Poker is a card game that requires players to make decisions using a combination of luck, probability, psychology and strategy. It can be played with or without money and the stakes vary. The game has a long history and is believed to have originated in China. In the 19th century, it spread to Europe and America. During this time, many rules were added to the game, including the wild card. The game was popularized in the United States by televised poker tournaments.

The game has become a social activity, bringing people together and encouraging them to build relationships. It also teaches valuable skills that can be applied to other aspects of life. These skills include negotiation, diplomacy, and collaboration. These skills are important in business and can help to create a positive work environment. In addition, the game teaches players how to deal with pressure and stress. This is an important skill for any professional who wants to succeed in a difficult situation.

The game also teaches patience and the ability to wait for your turn. This skill is invaluable in the real world, as it can help you to avoid frustration when faced with a situation that you cannot control. Poker also teaches you how to evaluate risk and reward, which can be useful in a variety of situations. It is important to be able to distinguish between a good hand and a bad one, and to know how much money you can expect to win if you call a bet.

In order to be a successful poker player, it is necessary to learn how to read other players. This involves learning the other players’ “tells,” which are unconscious habits that reveal information about a player’s hand. These tells can be anything from a nervous fidget to a slight gesture. For example, if a player who normally calls makes a huge raise on the river, they probably have an unbeatable hand.

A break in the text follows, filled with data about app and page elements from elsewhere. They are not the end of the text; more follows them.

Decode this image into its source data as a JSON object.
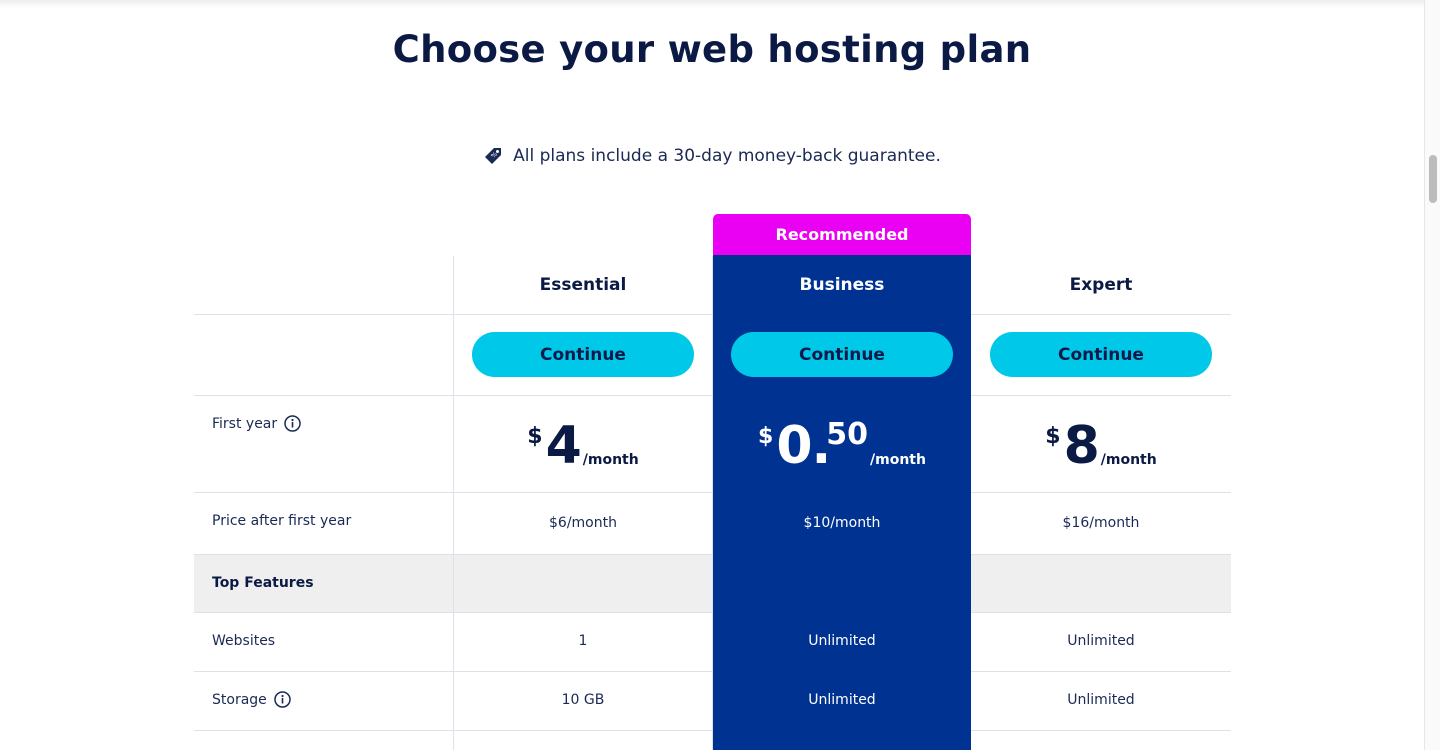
{
  "header": {
    "title": "Choose your web hosting plan",
    "guarantee": "All plans include a 30-day money-back guarantee.",
    "guarantee_icon": "price-tag-icon"
  },
  "colors": {
    "brand_dark": "#0b1a45",
    "recommended_badge": "#ea00f2",
    "business_column": "#003391",
    "button": "#00c8e8",
    "feature_row_bg": "#efefef"
  },
  "plans": [
    {
      "name": "Essential",
      "button": "Continue",
      "price_currency": "$",
      "price_amount": "4",
      "price_cents": "",
      "price_period": "/month",
      "price_after_first_year": "$6/month",
      "websites": "1",
      "storage": "10 GB",
      "recommended": false
    },
    {
      "name": "Business",
      "badge": "Recommended",
      "button": "Continue",
      "price_currency": "$",
      "price_amount": "0.",
      "price_cents": "50",
      "price_period": "/month",
      "price_after_first_year": "$10/month",
      "websites": "Unlimited",
      "storage": "Unlimited",
      "recommended": true
    },
    {
      "name": "Expert",
      "button": "Continue",
      "price_currency": "$",
      "price_amount": "8",
      "price_cents": "",
      "price_period": "/month",
      "price_after_first_year": "$16/month",
      "websites": "Unlimited",
      "storage": "Unlimited",
      "recommended": false
    }
  ],
  "rows": {
    "first_year": "First year",
    "price_after": "Price after first year",
    "top_features": "Top Features",
    "websites": "Websites",
    "storage": "Storage"
  }
}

Another aspect of the game is knowing how to spot bluffs. This is important because bluffing can be a great way to win the pot. However, if you are a beginner, it is best to be careful and only bluff when you have a strong hand. Otherwise, you will end up losing a lot of money to weak hands.

The art of telling a story is an essential part of poker. A good story should have a conflict and a resolution. The story should be told in a way that draws the reader into the scene and allows them to experience what the character is feeling. It should also contain anecdotes to give the reader a sense of what is happening at the table. This will make the reader more likely to care about the outcome of the story. The anecdotes should be interesting and not too sappy or sentimental. They should also be as realistic as possible. This will keep the reader engaged and will help to draw them into the world of poker.